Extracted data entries
# # #

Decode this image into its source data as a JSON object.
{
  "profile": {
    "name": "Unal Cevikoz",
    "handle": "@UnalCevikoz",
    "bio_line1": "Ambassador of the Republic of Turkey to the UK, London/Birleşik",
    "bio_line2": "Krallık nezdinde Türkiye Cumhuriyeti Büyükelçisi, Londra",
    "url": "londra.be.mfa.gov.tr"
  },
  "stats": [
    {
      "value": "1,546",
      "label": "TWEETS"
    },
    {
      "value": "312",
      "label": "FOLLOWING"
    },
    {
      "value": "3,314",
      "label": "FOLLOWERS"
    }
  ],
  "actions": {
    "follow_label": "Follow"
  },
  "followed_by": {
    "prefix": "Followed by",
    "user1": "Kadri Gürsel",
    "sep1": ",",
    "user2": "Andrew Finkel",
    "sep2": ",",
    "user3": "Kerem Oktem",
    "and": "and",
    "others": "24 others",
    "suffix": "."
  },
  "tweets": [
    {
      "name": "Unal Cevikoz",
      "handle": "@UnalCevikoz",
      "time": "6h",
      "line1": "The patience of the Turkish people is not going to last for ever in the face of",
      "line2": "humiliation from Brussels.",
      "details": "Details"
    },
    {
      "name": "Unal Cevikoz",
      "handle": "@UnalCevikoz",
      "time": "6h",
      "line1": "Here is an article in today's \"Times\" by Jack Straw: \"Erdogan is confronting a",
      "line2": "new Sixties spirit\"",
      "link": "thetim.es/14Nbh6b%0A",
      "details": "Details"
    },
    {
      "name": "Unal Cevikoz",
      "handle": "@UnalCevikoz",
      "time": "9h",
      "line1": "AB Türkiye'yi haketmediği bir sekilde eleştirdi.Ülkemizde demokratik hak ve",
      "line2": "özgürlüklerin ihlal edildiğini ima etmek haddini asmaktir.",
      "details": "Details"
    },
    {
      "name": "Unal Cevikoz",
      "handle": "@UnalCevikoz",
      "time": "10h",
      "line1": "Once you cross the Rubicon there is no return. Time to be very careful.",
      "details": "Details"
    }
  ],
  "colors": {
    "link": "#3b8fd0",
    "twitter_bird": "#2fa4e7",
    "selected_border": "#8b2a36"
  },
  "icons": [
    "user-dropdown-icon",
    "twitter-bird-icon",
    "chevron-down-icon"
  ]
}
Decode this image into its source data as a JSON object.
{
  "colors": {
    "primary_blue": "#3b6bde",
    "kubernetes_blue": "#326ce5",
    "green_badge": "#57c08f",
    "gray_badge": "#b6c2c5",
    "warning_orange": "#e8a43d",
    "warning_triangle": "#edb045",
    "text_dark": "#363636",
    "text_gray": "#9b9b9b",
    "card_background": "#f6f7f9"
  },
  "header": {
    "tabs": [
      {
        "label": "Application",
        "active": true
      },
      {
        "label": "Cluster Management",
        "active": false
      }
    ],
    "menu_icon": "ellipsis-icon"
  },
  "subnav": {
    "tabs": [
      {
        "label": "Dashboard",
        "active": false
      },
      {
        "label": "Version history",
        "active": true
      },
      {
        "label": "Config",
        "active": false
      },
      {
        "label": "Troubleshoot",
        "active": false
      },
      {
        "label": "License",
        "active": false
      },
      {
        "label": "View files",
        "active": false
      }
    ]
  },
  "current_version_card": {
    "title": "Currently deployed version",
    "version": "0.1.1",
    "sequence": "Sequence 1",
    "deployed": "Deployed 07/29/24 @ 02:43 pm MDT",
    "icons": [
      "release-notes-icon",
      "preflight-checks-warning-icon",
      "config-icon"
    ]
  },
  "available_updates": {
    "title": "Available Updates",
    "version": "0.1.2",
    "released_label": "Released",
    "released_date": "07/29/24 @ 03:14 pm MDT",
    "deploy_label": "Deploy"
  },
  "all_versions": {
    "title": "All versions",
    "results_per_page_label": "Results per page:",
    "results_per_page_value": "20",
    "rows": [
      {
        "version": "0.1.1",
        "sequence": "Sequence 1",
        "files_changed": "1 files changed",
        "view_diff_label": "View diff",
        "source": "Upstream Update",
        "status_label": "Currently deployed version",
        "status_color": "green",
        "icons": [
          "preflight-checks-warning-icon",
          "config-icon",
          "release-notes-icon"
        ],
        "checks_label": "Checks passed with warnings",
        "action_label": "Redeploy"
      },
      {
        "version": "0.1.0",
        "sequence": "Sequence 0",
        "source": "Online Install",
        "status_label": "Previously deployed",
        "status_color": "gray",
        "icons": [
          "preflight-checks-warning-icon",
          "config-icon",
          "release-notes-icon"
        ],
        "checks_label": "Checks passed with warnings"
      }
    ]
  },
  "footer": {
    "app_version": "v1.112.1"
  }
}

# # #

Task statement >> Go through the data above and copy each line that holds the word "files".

Task response >>
        "label": "View files",
        "files_changed": "1 files changed",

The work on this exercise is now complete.